• _WHAT THE EXERCISE ASKS_
How many lines in these records hold the string "Zentrum"? State only that number.

• _SOURCE MATERIAL_
Start of Block
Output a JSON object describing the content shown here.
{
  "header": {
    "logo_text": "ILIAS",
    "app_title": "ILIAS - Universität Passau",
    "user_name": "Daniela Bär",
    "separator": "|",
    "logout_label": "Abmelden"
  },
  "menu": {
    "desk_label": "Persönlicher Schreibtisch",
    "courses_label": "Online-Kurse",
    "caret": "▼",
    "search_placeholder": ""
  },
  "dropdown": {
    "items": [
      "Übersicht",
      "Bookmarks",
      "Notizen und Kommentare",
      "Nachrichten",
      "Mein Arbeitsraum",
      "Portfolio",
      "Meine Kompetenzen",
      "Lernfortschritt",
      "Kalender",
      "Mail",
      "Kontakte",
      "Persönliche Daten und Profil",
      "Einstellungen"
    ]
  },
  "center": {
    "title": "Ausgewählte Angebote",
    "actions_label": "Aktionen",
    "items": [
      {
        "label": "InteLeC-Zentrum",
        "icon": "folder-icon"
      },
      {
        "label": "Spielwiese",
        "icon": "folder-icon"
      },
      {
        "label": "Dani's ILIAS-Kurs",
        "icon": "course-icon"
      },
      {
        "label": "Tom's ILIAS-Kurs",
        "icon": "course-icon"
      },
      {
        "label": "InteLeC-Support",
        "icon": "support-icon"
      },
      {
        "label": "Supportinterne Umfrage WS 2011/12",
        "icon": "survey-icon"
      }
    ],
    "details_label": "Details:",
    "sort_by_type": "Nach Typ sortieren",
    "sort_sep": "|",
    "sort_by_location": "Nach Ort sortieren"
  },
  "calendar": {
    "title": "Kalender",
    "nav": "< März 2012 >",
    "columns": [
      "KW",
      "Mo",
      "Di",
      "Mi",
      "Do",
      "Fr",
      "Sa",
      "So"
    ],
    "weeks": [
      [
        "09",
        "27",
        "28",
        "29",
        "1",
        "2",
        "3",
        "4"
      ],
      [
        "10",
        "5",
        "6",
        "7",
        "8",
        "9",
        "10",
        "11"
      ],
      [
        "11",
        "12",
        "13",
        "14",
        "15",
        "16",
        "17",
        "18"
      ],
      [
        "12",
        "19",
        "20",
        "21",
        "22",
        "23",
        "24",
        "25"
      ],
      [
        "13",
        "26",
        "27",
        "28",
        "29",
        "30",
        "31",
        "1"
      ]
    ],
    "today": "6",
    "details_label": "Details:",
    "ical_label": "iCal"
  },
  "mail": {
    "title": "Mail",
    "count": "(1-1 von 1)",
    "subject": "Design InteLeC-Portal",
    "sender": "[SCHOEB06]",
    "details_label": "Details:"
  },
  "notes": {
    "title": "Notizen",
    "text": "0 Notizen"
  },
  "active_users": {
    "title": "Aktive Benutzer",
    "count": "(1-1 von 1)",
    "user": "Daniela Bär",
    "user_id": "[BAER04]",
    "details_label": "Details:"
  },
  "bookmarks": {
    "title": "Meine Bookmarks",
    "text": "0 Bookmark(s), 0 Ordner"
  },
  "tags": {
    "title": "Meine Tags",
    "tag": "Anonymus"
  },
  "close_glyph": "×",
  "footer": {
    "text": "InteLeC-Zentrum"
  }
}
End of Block
• _ANSWER TO THIS TASK_
2